Ramadan is the ninth month of the Islamic calendar, which is a lunar calendar. It's measured from new moon to new moon, with no 30- or 31-day months, and no Leap Year. Thus the calendar year is 10-11 days shorter than the solar calendar. "May you see Ramadan in every season of the year," is a popular greeting because indeed, it comes during the season of planting and then 16 years later you are fasting during the harvest. I remember one Thanksgiving when I couldn't taste anything until we served our guests at 5:18 pm. What an iftar that was!
A Coincidence of Faith

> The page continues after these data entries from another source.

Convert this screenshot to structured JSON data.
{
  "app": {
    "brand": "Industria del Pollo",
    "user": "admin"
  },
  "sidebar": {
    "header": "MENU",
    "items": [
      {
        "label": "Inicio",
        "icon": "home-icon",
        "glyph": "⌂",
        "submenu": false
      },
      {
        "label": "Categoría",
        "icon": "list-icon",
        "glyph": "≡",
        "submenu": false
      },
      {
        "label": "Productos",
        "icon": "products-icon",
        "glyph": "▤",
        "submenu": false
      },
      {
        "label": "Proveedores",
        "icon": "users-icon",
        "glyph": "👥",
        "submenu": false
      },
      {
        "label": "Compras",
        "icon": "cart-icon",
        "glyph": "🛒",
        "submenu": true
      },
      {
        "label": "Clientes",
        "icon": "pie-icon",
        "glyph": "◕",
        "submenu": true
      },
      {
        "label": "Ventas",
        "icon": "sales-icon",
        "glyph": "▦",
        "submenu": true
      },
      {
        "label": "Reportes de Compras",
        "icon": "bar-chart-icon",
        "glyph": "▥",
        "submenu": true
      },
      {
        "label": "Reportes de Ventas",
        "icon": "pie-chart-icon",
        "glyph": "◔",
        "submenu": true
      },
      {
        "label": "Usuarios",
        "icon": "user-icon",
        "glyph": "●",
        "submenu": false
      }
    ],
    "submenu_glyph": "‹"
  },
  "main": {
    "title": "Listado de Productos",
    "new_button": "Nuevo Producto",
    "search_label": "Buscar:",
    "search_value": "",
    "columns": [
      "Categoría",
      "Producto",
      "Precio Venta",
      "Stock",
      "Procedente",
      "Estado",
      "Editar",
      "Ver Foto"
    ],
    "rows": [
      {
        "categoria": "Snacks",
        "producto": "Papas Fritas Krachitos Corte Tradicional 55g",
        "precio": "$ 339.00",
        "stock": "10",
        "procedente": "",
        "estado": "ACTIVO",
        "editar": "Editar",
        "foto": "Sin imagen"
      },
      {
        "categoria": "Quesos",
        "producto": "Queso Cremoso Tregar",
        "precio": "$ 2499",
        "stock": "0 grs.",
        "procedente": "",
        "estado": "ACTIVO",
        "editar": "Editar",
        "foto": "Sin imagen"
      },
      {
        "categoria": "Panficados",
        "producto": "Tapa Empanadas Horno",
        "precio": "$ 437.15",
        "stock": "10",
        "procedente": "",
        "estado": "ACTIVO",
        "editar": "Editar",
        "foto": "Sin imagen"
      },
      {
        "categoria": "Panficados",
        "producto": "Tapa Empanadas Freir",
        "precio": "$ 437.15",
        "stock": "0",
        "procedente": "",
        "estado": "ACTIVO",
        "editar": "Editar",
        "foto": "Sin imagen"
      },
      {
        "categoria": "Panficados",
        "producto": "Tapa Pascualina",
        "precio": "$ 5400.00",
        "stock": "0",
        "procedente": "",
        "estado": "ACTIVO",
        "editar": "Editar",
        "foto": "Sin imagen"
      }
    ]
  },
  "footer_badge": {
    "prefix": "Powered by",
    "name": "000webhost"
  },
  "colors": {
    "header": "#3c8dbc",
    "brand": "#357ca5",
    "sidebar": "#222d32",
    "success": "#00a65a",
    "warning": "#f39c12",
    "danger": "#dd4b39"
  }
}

For several years in the 1970s, Ramadan fell during autumn and coincided with Yom Kippur. The most famous coincidence was on Oct. 6, 1973, when Egypt and Syria launched a coordinated attack against Israel on the High Holy Day.
How do fasting men fight? Their strength must be compromised. So too their mental acuity (although sometimes I find myself reaching peaks of lucidity when I fast; I know others do, too). But even if you're lucid, how do generals and soldiers justify fighting during a month — or on a day — that prescribes piety and self-restraint? How can fasting people commit acts of war and terrorism during Ramadan? Can they call themselves "Muslim" with integrity? During the hajj, Islam's other great religious practice, you are forbidden even to kill a fly while you are in the Holy Precinct of Mecca. So, to kill a human being during Ramadan?
This has always puzzled me.
2017 is the second year in a row that Ramadan coincides with the anniversary of the Six-Day War. This year is the 50th anniversary of the June war and mixed emotions must be running through Muslims fasting in the Palestinian territories, Egypt, Syria, Jordan and beyond. For many people this marks half a century of loss, occupation, dependence and vulnerability. Fifty years of anger for some and resignation for others. Fifty years of limited security for human beings on many borders in the modern Middle East.
Will the precepts of Ramadan mitigate the militancy and horrors of terrorism that seem ubiquitous, while practitioners seek guidance in the Holy Book?
O you who believe! Fasting is prescribed for you as it was prescribed for those before you that you may (learn) self-restraint (Quran, 2:183)
People, We created you from a single man and a single woman, and made you into races and tribes so that you should recognize one another. In God's eyes, the most honored of you are the ones most mindful of Him: God is all knowing, and all aware (of your true worth and the thoughts you harbor) (Quran 49:13)
Believers, say, 'We believe in God and in what was sent down to us and what was sent down to Abraham, Ishmael, Isaac, Jacob, and the Tribes, and what was given to Moses, Jesus, and all the prophets by their Lord. We make no distinction between any of them, and we devote ourselves to God' (Quran 2:136)
Baghdad, Manchester, Milan, Mosul, Rafah, Tampa — too many cities to list. Ramadan should provide relief from the oppression of fear; it is designed to allow people to strengthen their better selves. Combatants, criminals and sociopaths who happen to be Muslim and are practicing the fast should take advantage of this monthlong adjournment from violence. It would be a global matter worth great attention if this Ramadan became a monthlong version of the Christmas Truce of 1914.